The women won the World Cup twice in 2015 and 2019, earning the maximum payout available in their own collective bargaining agreement, which is a fraction of the bonus money available to the USMNT. Analysis of the team’s contracts show the maximum a USMNT player can be paid from U.S. Soccer for a World Cup is around $1.2 million. For USWNT players, it’s less than $300,000.
Judge argues USWNT cannot compare CBA to USMNT
That has been part of the USWNT’s argument all along: The only reason the women earned as much as they did is because they won constantly and performed at an elite level. The women shouldn’t have to win everything to be compensated closely to the men, they’ve said.

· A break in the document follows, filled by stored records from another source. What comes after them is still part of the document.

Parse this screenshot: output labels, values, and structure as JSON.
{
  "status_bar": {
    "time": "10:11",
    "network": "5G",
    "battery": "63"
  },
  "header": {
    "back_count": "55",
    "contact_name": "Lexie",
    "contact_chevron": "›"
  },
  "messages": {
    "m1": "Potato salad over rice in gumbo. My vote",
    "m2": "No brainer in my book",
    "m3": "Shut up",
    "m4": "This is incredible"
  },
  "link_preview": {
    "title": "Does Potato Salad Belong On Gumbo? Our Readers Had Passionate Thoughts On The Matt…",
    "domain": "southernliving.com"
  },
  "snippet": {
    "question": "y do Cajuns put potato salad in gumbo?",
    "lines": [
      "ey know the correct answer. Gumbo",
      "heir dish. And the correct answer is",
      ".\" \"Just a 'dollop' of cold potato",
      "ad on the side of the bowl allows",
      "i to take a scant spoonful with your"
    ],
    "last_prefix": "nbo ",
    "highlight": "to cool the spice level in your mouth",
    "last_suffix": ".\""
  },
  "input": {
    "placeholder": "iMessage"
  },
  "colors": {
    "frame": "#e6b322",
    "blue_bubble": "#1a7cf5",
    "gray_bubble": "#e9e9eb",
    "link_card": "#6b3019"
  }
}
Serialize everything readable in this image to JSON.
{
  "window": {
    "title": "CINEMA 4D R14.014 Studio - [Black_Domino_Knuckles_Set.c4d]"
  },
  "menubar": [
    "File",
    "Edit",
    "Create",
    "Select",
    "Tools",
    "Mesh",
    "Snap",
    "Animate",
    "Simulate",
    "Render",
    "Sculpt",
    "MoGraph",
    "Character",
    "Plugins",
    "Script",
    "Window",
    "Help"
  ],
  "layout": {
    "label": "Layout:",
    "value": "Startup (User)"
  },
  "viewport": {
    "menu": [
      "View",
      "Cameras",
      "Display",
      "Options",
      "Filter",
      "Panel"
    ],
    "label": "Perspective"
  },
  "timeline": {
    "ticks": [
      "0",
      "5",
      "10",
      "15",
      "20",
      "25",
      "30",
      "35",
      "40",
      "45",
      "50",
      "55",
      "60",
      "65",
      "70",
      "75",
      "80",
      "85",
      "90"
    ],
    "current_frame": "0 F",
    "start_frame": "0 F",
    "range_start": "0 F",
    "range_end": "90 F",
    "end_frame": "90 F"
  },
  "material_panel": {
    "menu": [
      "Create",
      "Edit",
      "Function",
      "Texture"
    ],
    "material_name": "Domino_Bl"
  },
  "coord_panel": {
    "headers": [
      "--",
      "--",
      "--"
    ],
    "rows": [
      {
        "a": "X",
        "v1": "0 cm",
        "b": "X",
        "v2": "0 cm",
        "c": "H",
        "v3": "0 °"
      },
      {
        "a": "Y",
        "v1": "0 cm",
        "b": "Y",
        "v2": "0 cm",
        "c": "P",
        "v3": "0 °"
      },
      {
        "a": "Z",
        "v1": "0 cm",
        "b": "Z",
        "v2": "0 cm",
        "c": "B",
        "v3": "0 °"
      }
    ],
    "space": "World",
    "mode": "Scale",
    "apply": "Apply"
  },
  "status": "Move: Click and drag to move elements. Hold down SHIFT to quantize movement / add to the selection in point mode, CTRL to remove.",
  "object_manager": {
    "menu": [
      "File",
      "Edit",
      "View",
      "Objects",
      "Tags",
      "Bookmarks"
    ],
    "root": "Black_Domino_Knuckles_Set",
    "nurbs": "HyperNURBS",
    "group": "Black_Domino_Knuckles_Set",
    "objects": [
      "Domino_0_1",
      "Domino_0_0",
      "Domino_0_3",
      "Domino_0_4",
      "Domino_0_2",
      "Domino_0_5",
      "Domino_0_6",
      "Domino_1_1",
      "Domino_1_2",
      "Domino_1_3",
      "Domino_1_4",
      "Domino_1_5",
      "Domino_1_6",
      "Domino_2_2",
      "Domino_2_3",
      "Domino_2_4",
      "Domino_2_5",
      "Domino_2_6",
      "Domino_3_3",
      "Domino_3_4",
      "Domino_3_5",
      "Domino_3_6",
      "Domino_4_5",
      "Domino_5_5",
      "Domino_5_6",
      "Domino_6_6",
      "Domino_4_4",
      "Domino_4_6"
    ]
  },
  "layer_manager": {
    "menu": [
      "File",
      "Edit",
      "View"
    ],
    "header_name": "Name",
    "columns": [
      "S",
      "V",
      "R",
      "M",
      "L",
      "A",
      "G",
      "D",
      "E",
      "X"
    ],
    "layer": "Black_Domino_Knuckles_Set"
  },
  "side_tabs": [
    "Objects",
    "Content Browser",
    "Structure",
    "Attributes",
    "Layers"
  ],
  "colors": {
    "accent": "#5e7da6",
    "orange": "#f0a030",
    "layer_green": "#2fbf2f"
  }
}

But the judge in this case was unmoved by that argument, essentially determining that the USWNT got the collective bargaining agreement they wanted in negotiations. In his ruling, he wrote that the USWNT “was willing to agree to lower bonuses in exchange for higher fixed payments” in negotiations with U.S. Soccer.
The judge went on to argue that it’s irrelevant to compare what the USWNT could’ve earned under the USMNT’s contract because the USWNT never wanted the USMNT’s contract.
The women “cannot now retroactively deem their CBA worse than the MNT CBA by reference to what they would have made had they been paid under the MNT’s pay-to-play structure when they themselves rejected such a structure,” the judge wrote.
This case isn’t over yet, however. A USWNT spokeswoman says they plan to appeal the judge’s decision. And while the judge did throw out the dispute over wages, he has allowed the claims over discriminatory travel accommodations and support services to continue, which could go to trial June 6.
But the focal point of the USWNT’s lawsuit was the argument over equal pay. On that front, it appears that by crashing out of the 2018 World Cup qualification tournament, the USMNT bailed U.S. Soccer out.
Caitlin Murray is a contributor to Yahoo Sports and her book about the U.S. women’s national team, The National Team: The Inside Story of the Women Who Changed Soccer, is out now. Follow her on Twitter @caitlinmurr.